(DATA FOR PROCESSING Opens)

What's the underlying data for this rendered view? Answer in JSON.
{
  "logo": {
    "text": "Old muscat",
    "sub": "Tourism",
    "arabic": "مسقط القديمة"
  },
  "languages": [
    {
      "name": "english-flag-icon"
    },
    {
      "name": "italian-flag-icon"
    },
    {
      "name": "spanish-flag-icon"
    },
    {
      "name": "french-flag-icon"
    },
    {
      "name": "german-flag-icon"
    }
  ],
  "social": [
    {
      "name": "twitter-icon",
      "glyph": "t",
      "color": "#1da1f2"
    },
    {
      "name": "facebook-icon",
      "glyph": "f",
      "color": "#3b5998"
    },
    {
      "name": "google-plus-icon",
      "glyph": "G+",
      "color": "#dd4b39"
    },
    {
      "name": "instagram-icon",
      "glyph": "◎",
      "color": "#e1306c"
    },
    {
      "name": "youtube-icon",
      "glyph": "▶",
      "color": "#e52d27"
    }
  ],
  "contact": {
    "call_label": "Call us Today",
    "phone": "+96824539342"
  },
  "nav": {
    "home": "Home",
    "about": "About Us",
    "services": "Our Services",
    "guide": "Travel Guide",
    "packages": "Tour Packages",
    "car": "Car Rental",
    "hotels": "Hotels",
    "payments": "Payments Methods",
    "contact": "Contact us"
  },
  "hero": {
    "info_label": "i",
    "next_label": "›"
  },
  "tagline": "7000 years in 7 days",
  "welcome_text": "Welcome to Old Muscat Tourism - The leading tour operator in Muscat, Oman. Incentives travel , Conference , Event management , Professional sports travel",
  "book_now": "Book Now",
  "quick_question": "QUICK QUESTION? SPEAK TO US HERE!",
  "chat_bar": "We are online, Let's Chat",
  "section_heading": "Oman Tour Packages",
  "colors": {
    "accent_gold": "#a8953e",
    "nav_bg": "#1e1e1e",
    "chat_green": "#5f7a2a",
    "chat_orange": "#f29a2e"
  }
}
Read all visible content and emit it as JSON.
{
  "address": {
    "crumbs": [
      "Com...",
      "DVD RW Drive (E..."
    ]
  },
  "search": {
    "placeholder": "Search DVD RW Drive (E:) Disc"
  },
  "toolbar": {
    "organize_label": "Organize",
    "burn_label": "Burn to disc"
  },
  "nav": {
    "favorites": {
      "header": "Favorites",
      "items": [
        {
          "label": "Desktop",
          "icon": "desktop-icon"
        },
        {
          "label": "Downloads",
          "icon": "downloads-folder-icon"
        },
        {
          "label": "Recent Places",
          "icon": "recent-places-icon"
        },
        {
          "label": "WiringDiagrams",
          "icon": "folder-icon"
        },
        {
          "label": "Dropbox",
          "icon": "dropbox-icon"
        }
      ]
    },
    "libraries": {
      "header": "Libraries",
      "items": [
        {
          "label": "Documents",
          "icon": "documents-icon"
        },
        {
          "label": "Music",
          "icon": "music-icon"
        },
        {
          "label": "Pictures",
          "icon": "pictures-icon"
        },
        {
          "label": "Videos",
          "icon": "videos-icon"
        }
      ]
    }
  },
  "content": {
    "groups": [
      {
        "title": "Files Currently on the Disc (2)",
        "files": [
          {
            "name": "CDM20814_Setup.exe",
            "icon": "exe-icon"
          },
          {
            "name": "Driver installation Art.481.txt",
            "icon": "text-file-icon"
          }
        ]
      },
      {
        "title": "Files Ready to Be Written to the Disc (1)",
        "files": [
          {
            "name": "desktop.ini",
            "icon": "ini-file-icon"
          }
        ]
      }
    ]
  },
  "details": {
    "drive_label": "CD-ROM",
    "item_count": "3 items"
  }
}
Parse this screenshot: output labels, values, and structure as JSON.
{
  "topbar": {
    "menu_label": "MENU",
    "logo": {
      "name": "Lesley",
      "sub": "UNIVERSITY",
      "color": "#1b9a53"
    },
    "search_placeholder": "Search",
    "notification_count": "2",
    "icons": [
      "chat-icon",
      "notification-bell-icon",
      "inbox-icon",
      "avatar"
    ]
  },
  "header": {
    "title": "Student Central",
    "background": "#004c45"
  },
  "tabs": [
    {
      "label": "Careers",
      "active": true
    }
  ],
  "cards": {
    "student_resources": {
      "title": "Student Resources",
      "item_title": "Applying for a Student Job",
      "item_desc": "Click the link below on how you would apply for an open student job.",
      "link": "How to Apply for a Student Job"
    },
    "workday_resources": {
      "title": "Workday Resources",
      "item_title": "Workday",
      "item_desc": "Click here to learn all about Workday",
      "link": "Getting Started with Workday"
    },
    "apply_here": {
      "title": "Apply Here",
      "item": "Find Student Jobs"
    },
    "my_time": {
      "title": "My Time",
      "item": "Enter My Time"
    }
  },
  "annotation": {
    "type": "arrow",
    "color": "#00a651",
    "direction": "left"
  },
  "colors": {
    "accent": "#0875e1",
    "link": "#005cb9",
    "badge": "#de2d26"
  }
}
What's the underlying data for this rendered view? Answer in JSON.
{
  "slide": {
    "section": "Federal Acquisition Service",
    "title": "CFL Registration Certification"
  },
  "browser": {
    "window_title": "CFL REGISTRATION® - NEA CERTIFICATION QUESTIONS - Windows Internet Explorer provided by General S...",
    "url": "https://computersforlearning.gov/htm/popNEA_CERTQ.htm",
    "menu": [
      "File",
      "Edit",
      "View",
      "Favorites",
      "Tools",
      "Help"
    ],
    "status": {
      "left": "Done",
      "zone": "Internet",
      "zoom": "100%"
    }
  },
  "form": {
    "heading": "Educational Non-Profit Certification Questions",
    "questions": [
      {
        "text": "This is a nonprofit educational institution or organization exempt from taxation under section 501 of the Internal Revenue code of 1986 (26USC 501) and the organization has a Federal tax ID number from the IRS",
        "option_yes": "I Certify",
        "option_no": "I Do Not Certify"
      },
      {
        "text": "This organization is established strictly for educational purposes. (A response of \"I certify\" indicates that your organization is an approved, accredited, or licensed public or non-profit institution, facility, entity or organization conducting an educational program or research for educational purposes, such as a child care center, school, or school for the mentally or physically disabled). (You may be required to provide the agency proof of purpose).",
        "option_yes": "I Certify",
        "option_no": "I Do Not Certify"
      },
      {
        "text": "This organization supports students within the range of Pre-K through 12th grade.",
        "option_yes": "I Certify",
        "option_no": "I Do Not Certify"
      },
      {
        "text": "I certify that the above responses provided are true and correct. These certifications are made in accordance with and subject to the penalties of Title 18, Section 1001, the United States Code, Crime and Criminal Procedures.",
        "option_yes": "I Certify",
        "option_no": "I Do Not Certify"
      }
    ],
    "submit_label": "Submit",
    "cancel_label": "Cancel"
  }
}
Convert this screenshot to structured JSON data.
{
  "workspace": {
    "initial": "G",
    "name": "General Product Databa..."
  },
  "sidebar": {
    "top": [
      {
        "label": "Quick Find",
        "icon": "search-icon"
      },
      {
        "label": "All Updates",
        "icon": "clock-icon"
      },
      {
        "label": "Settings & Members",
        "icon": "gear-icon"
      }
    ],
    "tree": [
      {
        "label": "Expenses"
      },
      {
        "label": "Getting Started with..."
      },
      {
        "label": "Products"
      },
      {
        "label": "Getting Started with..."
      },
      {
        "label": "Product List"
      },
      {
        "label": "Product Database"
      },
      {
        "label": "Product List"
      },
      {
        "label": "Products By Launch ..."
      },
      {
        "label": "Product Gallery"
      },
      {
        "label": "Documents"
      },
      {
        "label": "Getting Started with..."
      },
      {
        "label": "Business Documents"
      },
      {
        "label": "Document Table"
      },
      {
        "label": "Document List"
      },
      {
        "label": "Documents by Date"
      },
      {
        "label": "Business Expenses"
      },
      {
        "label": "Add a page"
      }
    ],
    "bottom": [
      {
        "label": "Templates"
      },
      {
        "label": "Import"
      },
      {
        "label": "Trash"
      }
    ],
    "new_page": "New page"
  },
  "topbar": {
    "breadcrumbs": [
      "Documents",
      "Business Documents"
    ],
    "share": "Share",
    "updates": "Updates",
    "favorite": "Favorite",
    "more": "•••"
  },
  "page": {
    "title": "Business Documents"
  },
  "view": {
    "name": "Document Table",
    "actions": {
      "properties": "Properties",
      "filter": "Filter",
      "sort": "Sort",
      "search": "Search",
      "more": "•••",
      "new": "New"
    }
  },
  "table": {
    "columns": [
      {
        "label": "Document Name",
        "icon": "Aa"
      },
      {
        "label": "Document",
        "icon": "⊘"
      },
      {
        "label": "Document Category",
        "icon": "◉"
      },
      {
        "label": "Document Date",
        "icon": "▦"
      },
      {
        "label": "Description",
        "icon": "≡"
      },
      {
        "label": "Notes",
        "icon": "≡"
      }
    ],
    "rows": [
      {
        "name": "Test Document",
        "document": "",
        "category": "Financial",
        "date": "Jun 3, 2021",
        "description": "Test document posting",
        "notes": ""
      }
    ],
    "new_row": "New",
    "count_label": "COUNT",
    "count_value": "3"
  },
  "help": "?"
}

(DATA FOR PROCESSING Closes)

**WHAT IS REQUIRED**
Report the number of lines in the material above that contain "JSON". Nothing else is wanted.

**RESPONSE FOR THIS EXERCISE**
5